Tuk-tuk drivers can begin operating at the Phnom Penh International Airport in early May, airport and municipal officials said Thursday following a tense meeting at City Hall.
The meeting followed an April 3 directive from the Council of Ministers ordering taxi and tuk-tuk drivers to compromise on their services at the airport. The tuk-tuk drivers and taxi drivers associations as well as municipal and airport officials have been in negotiations for months over taxi driver protests that cheaper tuk-tuks would take all the business.
“If there’s no problem, tuk-tuk drivers could operate in early May,” said Bun Ny, director-general of the airport.
He said there will be two separate parking lots for the two competing groups, and the airport will alternate customers between the tuk-tuks and taxis, but will have to decide a fair ratio.
Tensions came to a head March 17 when tuk-tuk drivers began operating at the airport without permission. The two groups argued over customers, and the airport banned taxis until the conflict was resolved, though taxi drivers have ignored the ban.
Phav Sothon, president of the taxi drivers association, said at the meeting Thursday that the tuk-tuks will make it more difficult for the 82 taxi drivers to make money.

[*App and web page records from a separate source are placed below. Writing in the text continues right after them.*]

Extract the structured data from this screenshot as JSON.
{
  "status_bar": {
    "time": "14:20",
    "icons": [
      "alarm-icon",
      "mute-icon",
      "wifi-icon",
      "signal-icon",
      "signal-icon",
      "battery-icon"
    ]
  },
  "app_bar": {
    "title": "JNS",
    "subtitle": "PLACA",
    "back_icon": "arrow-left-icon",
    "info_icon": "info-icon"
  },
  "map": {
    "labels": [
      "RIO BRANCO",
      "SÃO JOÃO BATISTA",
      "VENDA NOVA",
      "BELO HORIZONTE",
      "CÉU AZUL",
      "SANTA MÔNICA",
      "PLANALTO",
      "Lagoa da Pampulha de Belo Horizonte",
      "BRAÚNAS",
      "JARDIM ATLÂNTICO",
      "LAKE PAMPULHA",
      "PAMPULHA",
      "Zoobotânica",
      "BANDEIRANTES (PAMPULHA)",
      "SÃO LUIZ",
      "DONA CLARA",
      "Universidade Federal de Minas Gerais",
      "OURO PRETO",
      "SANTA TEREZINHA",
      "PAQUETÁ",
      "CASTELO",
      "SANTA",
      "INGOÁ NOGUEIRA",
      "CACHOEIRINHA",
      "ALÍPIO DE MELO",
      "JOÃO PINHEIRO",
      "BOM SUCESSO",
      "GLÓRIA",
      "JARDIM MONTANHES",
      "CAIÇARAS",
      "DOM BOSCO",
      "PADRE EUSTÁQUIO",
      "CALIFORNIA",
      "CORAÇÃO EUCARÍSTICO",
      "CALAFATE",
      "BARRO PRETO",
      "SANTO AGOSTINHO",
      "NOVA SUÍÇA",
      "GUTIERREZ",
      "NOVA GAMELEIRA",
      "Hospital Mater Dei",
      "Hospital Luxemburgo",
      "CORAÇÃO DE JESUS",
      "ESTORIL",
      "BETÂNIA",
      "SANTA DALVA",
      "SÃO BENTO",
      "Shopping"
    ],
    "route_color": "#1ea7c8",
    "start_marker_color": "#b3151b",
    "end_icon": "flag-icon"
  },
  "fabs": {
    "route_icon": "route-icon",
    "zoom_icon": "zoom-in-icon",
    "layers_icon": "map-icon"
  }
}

“I will not be responsible for any clash that might happen when tuk-tuks operate,” he said.
Municipal Governor Kep Chuktema criticized Phav Sothon’s comment.
“I will be responsible over the clash that might happen between you,” Kep Chuktema said. “I am not on the tuk-tuks’ side. But I must follow the government’s directive.”
Luos Seiha, president of the tuk-tuk drivers association, said he was happy about the agreement.
“We, the 31 members, have been waiting months for this day,” he said.
Nydhikun Phav, chief commercial officer of Societe Concessionnaire des Aeroports, which operates the airport, said that as part of the deal, the monthly fee the airport charges taxis will be reduced from $40 to $20 and from $25 to $15 for tuk-tuk drivers.
“I told taxi drivers today that it is a free market,” he said. “There are many choices of transportation.”